Sequestration is Rolling Back Advances in Autism
April 2 is World Autism Day as declared by the United Nations to draw attention to "inadequate support structures" for this life-long developmental disability. To celebrate, Congress sequestered. For families living with autism, sequestration is the Congressional gift that keeps giving.
Sequestration and the gift of interrupted research:
Since 1998, the National Institute of Health has supported 260 research projects on the causes, treatments and prevention of autism. That research has led to scientific breakthroughs that would not be possible without the consistent and reliable support provided by taxpayers.

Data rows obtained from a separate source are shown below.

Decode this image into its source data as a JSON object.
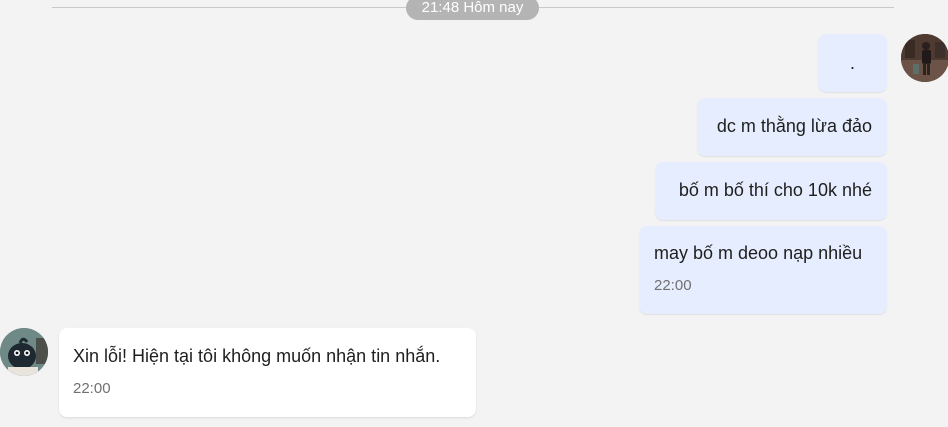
{
  "divider": {
    "time_label": "21:48 Hôm nay"
  },
  "messages_sent": [
    {
      "text": "."
    },
    {
      "text": "dc m thằng lừa đảo"
    },
    {
      "text": "bố m bố thí cho 10k nhé"
    },
    {
      "text": "may bố m deoo nạp nhiều",
      "time": "22:00"
    }
  ],
  "message_received": {
    "text": "Xin lỗi! Hiện tại tôi không muốn nhận tin nhắn.",
    "time": "22:00"
  },
  "colors": {
    "background": "#f3f3f3",
    "sent_bubble": "#e5edfe",
    "received_bubble": "#ffffff",
    "time_badge": "#b4b4b4"
  },
  "avatars": {
    "me": "user-photo-avatar",
    "bot": "bot-cartoon-avatar"
  }
}
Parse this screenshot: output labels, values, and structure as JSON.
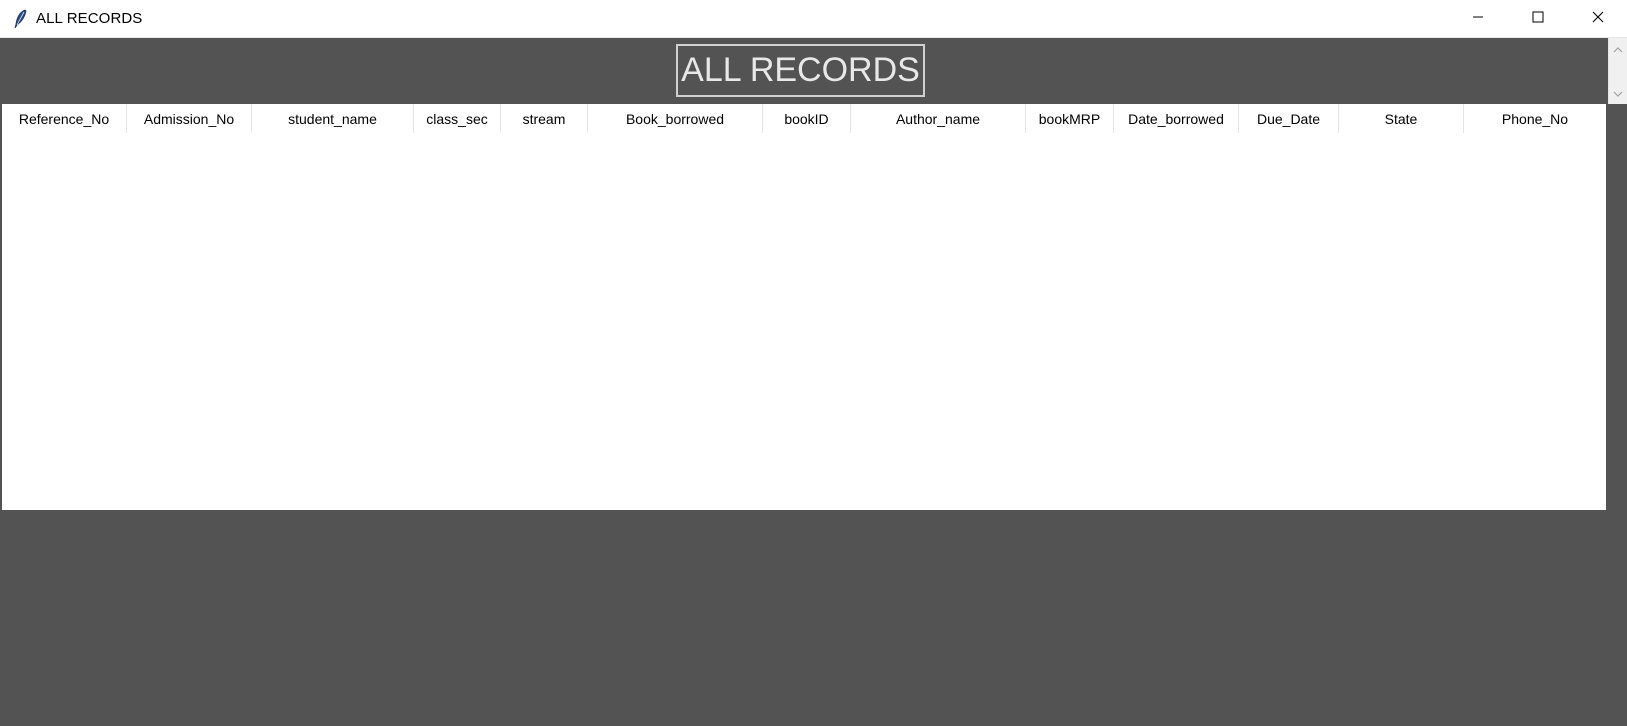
{
  "window": {
    "title": "ALL RECORDS",
    "controls": {
      "minimize": "minimize-icon",
      "maximize": "maximize-icon",
      "close": "close-icon"
    }
  },
  "main": {
    "heading": "ALL RECORDS"
  },
  "table": {
    "columns": [
      "Reference_No",
      "Admission_No",
      "student_name",
      "class_sec",
      "stream",
      "Book_borrowed",
      "bookID",
      "Author_name",
      "bookMRP",
      "Date_borrowed",
      "Due_Date",
      "State",
      "Phone_No"
    ],
    "rows": []
  },
  "colors": {
    "background": "#535353",
    "table_background": "#ffffff",
    "heading_text": "#e8e8e8",
    "heading_border": "#d0d0d0"
  }
}
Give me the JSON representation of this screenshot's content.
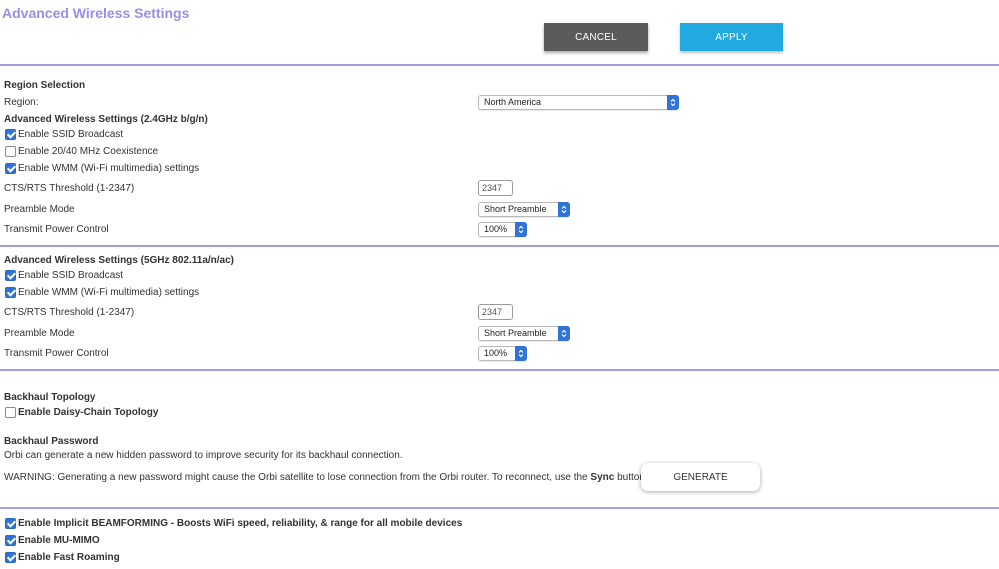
{
  "page": {
    "title": "Advanced Wireless Settings"
  },
  "toolbar": {
    "cancel_label": "CANCEL",
    "apply_label": "APPLY"
  },
  "region": {
    "heading": "Region Selection",
    "label": "Region:",
    "value": "North America"
  },
  "wifi24": {
    "heading": "Advanced Wireless Settings (2.4GHz b/g/n)",
    "ssid_broadcast": {
      "label": "Enable SSID Broadcast",
      "checked": true
    },
    "coexistence": {
      "label": "Enable 20/40 MHz Coexistence",
      "checked": false
    },
    "wmm": {
      "label": "Enable WMM (Wi-Fi multimedia) settings",
      "checked": true
    },
    "cts_label": "CTS/RTS Threshold (1-2347)",
    "cts_value": "2347",
    "preamble_label": "Preamble Mode",
    "preamble_value": "Short Preamble",
    "power_label": "Transmit Power Control",
    "power_value": "100%"
  },
  "wifi5": {
    "heading": "Advanced Wireless Settings (5GHz 802.11a/n/ac)",
    "ssid_broadcast": {
      "label": "Enable SSID Broadcast",
      "checked": true
    },
    "wmm": {
      "label": "Enable WMM (Wi-Fi multimedia) settings",
      "checked": true
    },
    "cts_label": "CTS/RTS Threshold (1-2347)",
    "cts_value": "2347",
    "preamble_label": "Preamble Mode",
    "preamble_value": "Short Preamble",
    "power_label": "Transmit Power Control",
    "power_value": "100%"
  },
  "backhaul": {
    "topology_heading": "Backhaul Topology",
    "daisy_chain": {
      "label": "Enable Daisy-Chain Topology",
      "checked": false
    },
    "password_heading": "Backhaul Password",
    "password_desc": "Orbi can generate a new hidden password to improve security for its backhaul connection.",
    "warning_prefix": "WARNING: Generating a new password might cause the Orbi satellite to lose connection from the Orbi router. To reconnect, use the",
    "warning_bold": "Sync",
    "warning_suffix": "button.",
    "generate_label": "GENERATE"
  },
  "features": {
    "beamforming": {
      "label": "Enable Implicit BEAMFORMING - Boosts WiFi speed, reliability, & range for all mobile devices",
      "checked": true
    },
    "mu_mimo": {
      "label": "Enable MU-MIMO",
      "checked": true
    },
    "fast_roaming": {
      "label": "Enable Fast Roaming",
      "checked": true
    }
  },
  "colors": {
    "accent": "#9b8de8",
    "divider": "#a79be6",
    "apply": "#21a9e1",
    "cancel": "#5b5b5b",
    "checkbox": "#2f74d6"
  }
}
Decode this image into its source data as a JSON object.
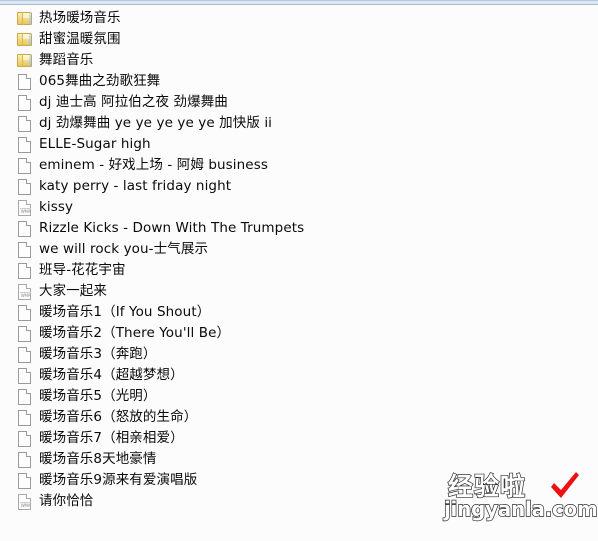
{
  "window": {
    "background_color": "#fcfcfc",
    "top_strip_color": "#dce6f2"
  },
  "file_list": {
    "items": [
      {
        "icon": "folder-icon",
        "name": "热场暖场音乐"
      },
      {
        "icon": "folder-icon",
        "name": "甜蜜温暖氛围"
      },
      {
        "icon": "folder-icon",
        "name": "舞蹈音乐"
      },
      {
        "icon": "document-icon",
        "name": "065舞曲之劲歌狂舞"
      },
      {
        "icon": "document-icon",
        "name": "dj 迪士高 阿拉伯之夜 劲爆舞曲"
      },
      {
        "icon": "document-icon",
        "name": "dj 劲爆舞曲 ye ye ye ye ye 加快版 ii"
      },
      {
        "icon": "document-icon",
        "name": "ELLE-Sugar high"
      },
      {
        "icon": "document-icon",
        "name": "eminem - 好戏上场 - 阿姆 business"
      },
      {
        "icon": "document-icon",
        "name": "katy perry - last friday night"
      },
      {
        "icon": "wma-icon",
        "name": "kissy",
        "icon_label": "WMA"
      },
      {
        "icon": "document-icon",
        "name": "Rizzle Kicks - Down With The Trumpets"
      },
      {
        "icon": "document-icon",
        "name": "we will rock you-士气展示"
      },
      {
        "icon": "document-icon",
        "name": "班导-花花宇宙"
      },
      {
        "icon": "wma-icon",
        "name": "大家一起来",
        "icon_label": "WMA"
      },
      {
        "icon": "document-icon",
        "name": "暖场音乐1（If You Shout）"
      },
      {
        "icon": "document-icon",
        "name": "暖场音乐2（There You'll Be）"
      },
      {
        "icon": "document-icon",
        "name": "暖场音乐3（奔跑）"
      },
      {
        "icon": "document-icon",
        "name": "暖场音乐4（超越梦想）"
      },
      {
        "icon": "document-icon",
        "name": "暖场音乐5（光明）"
      },
      {
        "icon": "document-icon",
        "name": "暖场音乐6（怒放的生命）"
      },
      {
        "icon": "document-icon",
        "name": "暖场音乐7（相亲相爱）"
      },
      {
        "icon": "document-icon",
        "name": "暖场音乐8天地豪情"
      },
      {
        "icon": "document-icon",
        "name": "暖场音乐9源来有爱演唱版"
      },
      {
        "icon": "wma-icon",
        "name": "请你恰恰",
        "icon_label": "WMA"
      }
    ]
  },
  "watermark": {
    "chinese_text": "经验啦",
    "url_text": "jingyanla.com",
    "check_color": "#ee1111",
    "text_color": "#ffffff",
    "outline_color": "#2b2b2b"
  }
}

For those years, we knew that we were in this together and that a breakthrough in autism was, ultimately, a breakthrough for our collective good.
So of course NIH is getting cut.

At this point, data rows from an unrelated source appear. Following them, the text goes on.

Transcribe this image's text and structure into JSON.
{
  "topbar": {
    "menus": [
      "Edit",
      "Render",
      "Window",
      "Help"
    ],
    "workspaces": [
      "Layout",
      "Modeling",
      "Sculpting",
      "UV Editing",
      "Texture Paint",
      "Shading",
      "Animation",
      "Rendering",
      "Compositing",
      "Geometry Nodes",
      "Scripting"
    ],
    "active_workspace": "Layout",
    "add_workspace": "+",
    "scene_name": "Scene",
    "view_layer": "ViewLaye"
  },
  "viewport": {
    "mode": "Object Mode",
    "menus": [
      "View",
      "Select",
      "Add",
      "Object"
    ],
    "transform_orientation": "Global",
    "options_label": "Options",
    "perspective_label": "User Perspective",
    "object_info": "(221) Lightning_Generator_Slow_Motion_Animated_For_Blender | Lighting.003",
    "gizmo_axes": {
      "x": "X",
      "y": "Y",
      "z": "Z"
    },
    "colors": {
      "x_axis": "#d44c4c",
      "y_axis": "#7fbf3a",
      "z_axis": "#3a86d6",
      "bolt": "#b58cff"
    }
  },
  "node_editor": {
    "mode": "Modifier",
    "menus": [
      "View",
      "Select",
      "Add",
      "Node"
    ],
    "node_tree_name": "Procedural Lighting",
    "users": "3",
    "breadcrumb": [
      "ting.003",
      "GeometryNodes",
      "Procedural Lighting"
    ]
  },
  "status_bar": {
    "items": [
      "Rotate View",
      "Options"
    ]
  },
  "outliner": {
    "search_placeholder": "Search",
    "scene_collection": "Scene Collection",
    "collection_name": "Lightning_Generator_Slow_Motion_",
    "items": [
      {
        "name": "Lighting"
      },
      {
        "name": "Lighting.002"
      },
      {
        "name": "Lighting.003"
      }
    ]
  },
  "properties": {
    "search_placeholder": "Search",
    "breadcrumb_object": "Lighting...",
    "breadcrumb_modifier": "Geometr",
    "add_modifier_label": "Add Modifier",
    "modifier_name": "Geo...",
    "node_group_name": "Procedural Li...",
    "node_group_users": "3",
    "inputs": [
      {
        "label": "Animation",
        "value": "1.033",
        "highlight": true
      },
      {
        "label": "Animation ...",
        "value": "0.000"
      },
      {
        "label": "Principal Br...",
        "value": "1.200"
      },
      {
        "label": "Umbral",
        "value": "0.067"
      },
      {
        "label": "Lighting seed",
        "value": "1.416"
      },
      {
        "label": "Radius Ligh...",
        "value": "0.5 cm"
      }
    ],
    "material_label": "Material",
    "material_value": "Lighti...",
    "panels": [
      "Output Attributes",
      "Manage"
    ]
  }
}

Sequestration and the gift of delayed development:
In 1975, under President Gerald Ford, Title I of the Elementary and Secondary Education Act became home to the Individuals with Disability Education Act. Today, taxpayers infuse $11.6 billion dollars in providing education to children once institutionalized as ineducable. Congress, cutting IDEA funding by $644 million, has decided that it is too expensive. In simple math, that means about 4,351 disabled students will go without supportive services. Of course, those families won’t see their taxes go down according to that reduction, but more troubling is the years it will take those students to catch back up academically, developmentally, physically, emotionally and behaviorally.
Sequestration and the gift of straining military families:

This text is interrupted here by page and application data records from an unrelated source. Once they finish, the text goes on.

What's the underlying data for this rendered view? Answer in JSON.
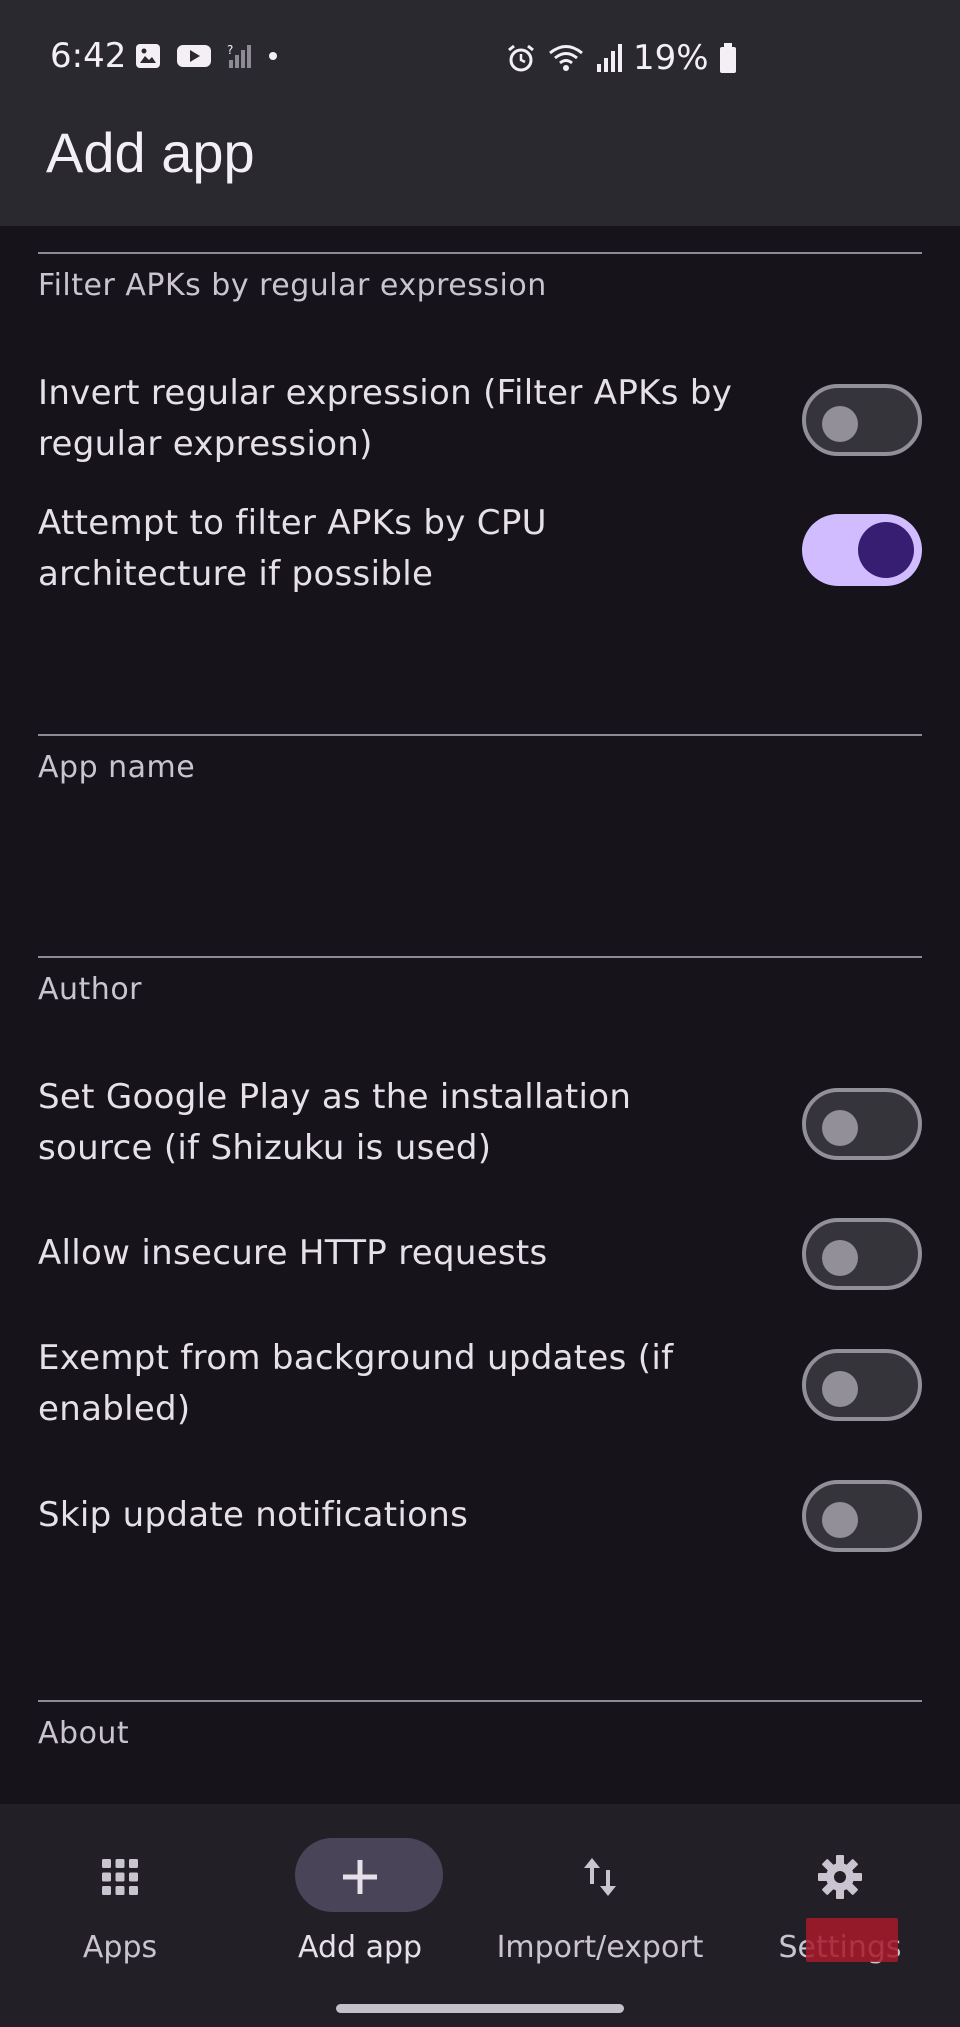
{
  "status_bar": {
    "time": "6:42",
    "battery": "19%",
    "icons": [
      "gallery-icon",
      "youtube-icon",
      "no-signal-icon",
      "dot-icon",
      "alarm-icon",
      "wifi-icon",
      "signal-icon",
      "battery-icon"
    ]
  },
  "app_bar": {
    "title": "Add app"
  },
  "fields": {
    "filter_apks_regex": "Filter APKs by regular expression",
    "app_name": "App name",
    "author": "Author",
    "about": "About"
  },
  "toggles": [
    {
      "label": "Invert regular expression (Filter APKs by regular expression)",
      "checked": false
    },
    {
      "label": "Attempt to filter APKs by CPU architecture if possible",
      "checked": true
    },
    {
      "label": "Set Google Play as the installation source (if Shizuku is used)",
      "checked": false
    },
    {
      "label": "Allow insecure HTTP requests",
      "checked": false
    },
    {
      "label": "Exempt from background updates (if enabled)",
      "checked": false
    },
    {
      "label": "Skip update notifications",
      "checked": false
    }
  ],
  "bottom_nav": {
    "items": [
      {
        "label": "Apps",
        "icon": "grid-icon",
        "active": false
      },
      {
        "label": "Add app",
        "icon": "plus-icon",
        "active": true
      },
      {
        "label": "Import/export",
        "icon": "import-export-icon",
        "active": false
      },
      {
        "label": "Settings",
        "icon": "gear-icon",
        "active": false
      }
    ]
  },
  "colors": {
    "background": "#16131a",
    "bar": "#2b2930",
    "switch_on_track": "#d0bcff",
    "switch_on_thumb": "#381e72",
    "switch_off_track": "#36343b",
    "switch_off_outline": "#938f99",
    "active_nav_pill": "#4a4458"
  }
}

Since 2007, former Congressman Joe Sestak (D-Penn.) and then-Congresswoman Kristen Gillibrand (D-N.Y.) have been working on improving life for the 25,000 military dependent children with autism. They found that the stress of repeated deployments and the pattern of permanent relocating every three years was not only too stressful for many autistic children, it was interrupting vital relationships and therapeutic progress. Recently, Senator Gillibrand (D-N.Y.) was successful in passing legislation that increased services through the military’s insurance provider, Tricare. Her colleagues in the House, however, were concerned that this increase in covered therapy would be too expensive so the services will sunset after one year. Sequestration pulls $500 billion out of the Department of Defense budget including health care services for military families.
The true nonsense of reducing research, education and therapeutic services to children with autism, as we celebrate World Autism Day, is that there are ways to reduce the cost of research, education and therapeutic services without reducing the benefits of research, education, and therapeutic services. Technological breakthroughs would have allowed Congress to act both humanely and responsibility with just a little research into advances like:
1. Cloud Computing: startups like Vivana are taking advantage of what cloud computing and analytics can do to help the entire collaborative care team better communicate, plan and analyze impact of services.
2. Biomechanics: Researchers like Victoria Chestler are bringing together advances in camera technology and computing to study ways to improve physical therapy.
3. Apps: giants like Apple are bring the power of apps to students who aren't able to communicate without help, because hearing your child say "I love you" even if computer generated is better than never hearing it said at all.
4. Video Mapping: Even though all the research finds that therapy is significantly more effective when children are diagnosed by three, the average age of diagnosis is five years old. Researchers at the University of Minnesota have developed technology that video maps the movement of infants and allows for diagnosis in infancy.